seeing really dramatic gains, while the other guys have seen equally
You seem like you
feel aggressive again. We know
you’re going to be aggressive on pricing …
That’s a good bet. We’ve
always been. If you look at our product introductions, we’ve been doing a
great job staying out front in terms of new releases. Products are getting
stronger. We’ve been gaining share, and we’ll absolutely stay aggressive. We
want to get in front of a lot of new customers, and build a lot of new
Is the PC still
the beachhead on which you build those relationships, or is it more complex
It’s not quite so simple.
In many cases, it’s the server. In some cases, it’s the PC. Those are
clearly foundational businesses for Dell. But we also have several vertical
disciplines and a capacity to meet some of the big unmet needs that big
companies have. Some examples include insurance or health care. The
challenge that we observed several years ago, and why we went into building
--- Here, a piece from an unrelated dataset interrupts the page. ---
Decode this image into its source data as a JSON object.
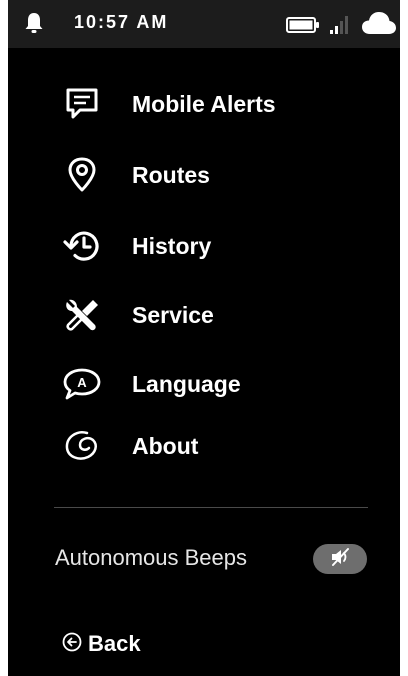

our service capabilities, was that we’d show up at the customer’s door with
PCs and servers without really knowing anything about their specific
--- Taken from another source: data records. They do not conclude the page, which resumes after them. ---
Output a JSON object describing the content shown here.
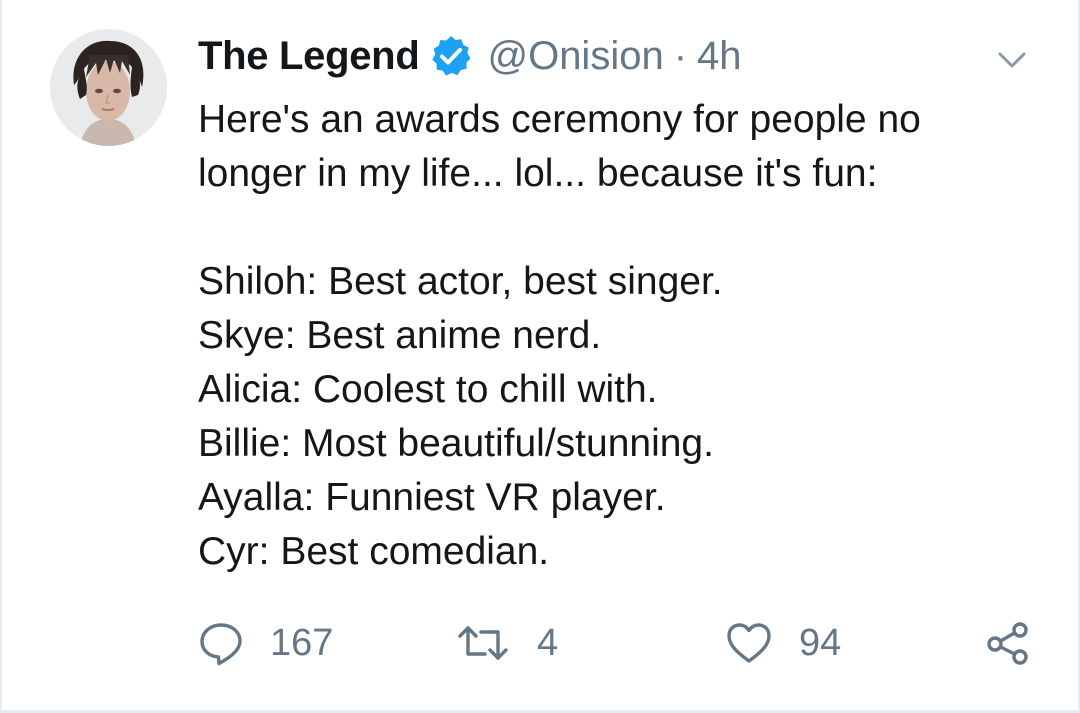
{
  "tweet": {
    "author": {
      "display_name": "The Legend",
      "handle": "@Onision",
      "verified_icon": "verified-badge-icon"
    },
    "separator": "·",
    "time": "4h",
    "text_lines": [
      "Here's an awards ceremony for people no",
      "longer in my life... lol... because it's fun:",
      "",
      "Shiloh: Best actor, best singer.",
      "Skye: Best anime nerd.",
      "Alicia: Coolest to chill with.",
      "Billie: Most beautiful/stunning.",
      "Ayalla: Funniest VR player.",
      "Cyr: Best comedian."
    ],
    "actions": {
      "reply_count": "167",
      "retweet_count": "4",
      "like_count": "94"
    }
  },
  "colors": {
    "text": "#14171a",
    "secondary_text": "#657786",
    "verified_blue": "#1da1f2",
    "border": "#e6ecf0"
  },
  "icons": [
    "verified-badge-icon",
    "chevron-down-icon",
    "reply-icon",
    "retweet-icon",
    "like-icon",
    "share-icon"
  ]
}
problems. You have to have more expertise. Security is one of these things
that is a big problem, especially in financial service. That has enabled us
to solve some of the biggest problems that banks have, and that gives us an
opportunity to provide more things. That keeps the enterprise portion of the
You did a lot of
acquisitions before the buyout transaction; some were pretty big, others
smaller. What do you think your deal pace will be like once you’re private?
We’re in pretty good
shape. There’s not big areas where we’re missing things. We feel pretty good
about the portfolio that we have. You’ll see us do things from time to time.
There aren’t any huge deals that we need to go do. An important thing to
remember is that partnerships and alliances are a pretty important part of
all this, as well. You don’t have to own everything to be effective.
What does the
growth in the software-as-a-service companies like Salesforce.com and
Workday, and others like them, mean for Dell? Pretty much every software
application I can think of is now available in the cloud, which means the
companies that run them aren’t buying servers from companies like yours.
But those SaaS companies
are buying them. They’re great customers. And then we have services like
Boomi that helps their customers integrate their SaaS applications like
Salesforce with their on-premise applications. Whenever there are changes in
the computing model, and as costs come down, there are new uses that pop up.
The net of it all is that the consumption of IT power continues to grow at a
very rapid rate. Our server and data-center business both continue to grow
in spite of all the shifts to the cloud. They seem to widen the usage
pattern for IT in general. One workload may move from one place to another,
but at the same time, a lot of other workloads were created in the process.